[Data for this exercise]
►
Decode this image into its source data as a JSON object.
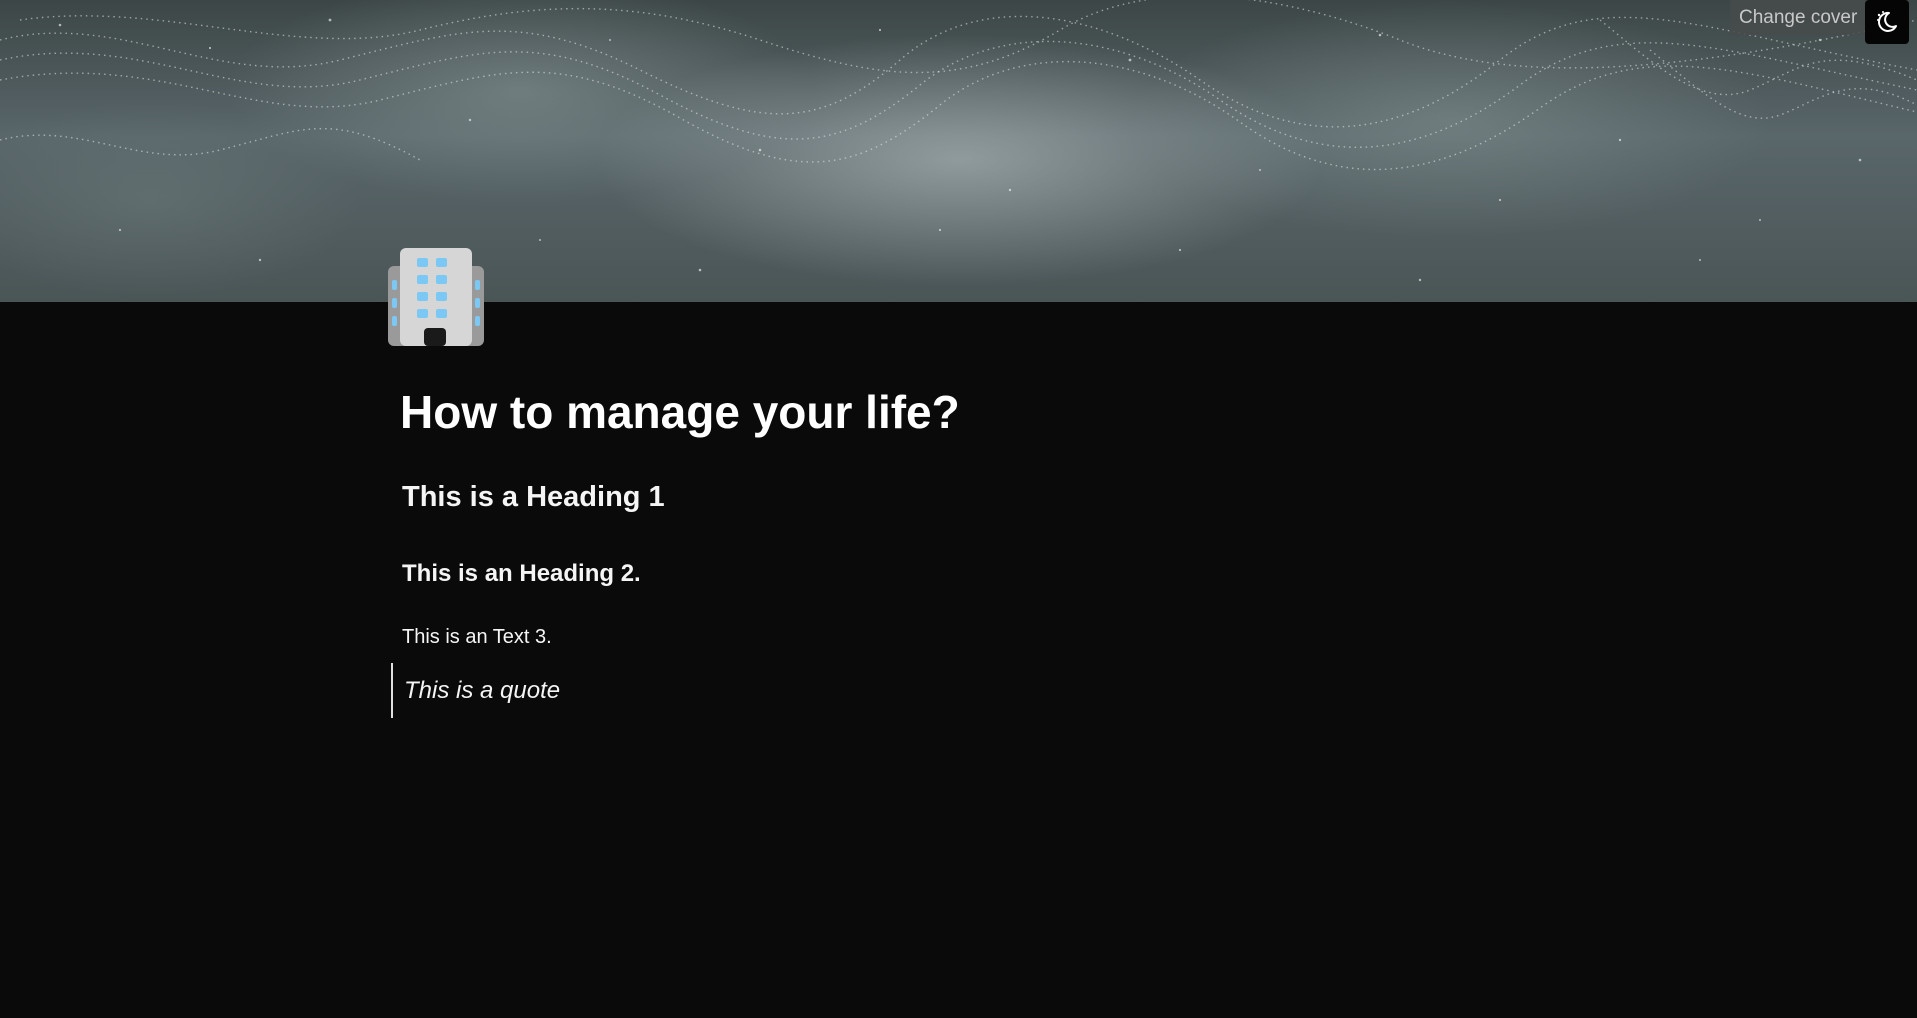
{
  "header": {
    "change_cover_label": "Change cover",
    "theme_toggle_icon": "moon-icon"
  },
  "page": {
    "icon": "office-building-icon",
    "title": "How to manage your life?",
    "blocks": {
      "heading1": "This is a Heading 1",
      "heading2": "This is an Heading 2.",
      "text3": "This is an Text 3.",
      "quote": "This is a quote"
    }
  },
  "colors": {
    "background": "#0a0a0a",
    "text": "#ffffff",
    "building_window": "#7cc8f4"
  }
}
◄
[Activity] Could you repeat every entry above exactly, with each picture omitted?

[Task output]
Decode this image into its source data as a JSON object.
{
  "header": {
    "change_cover_label": "Change cover",
    "theme_toggle_icon": "moon-icon"
  },
  "page": {
    "icon": "office-building-icon",
    "title": "How to manage your life?",
    "blocks": {
      "heading1": "This is a Heading 1",
      "heading2": "This is an Heading 2.",
      "text3": "This is an Text 3.",
      "quote": "This is a quote"
    }
  },
  "colors": {
    "background": "#0a0a0a",
    "text": "#ffffff",
    "building_window": "#7cc8f4"
  }
}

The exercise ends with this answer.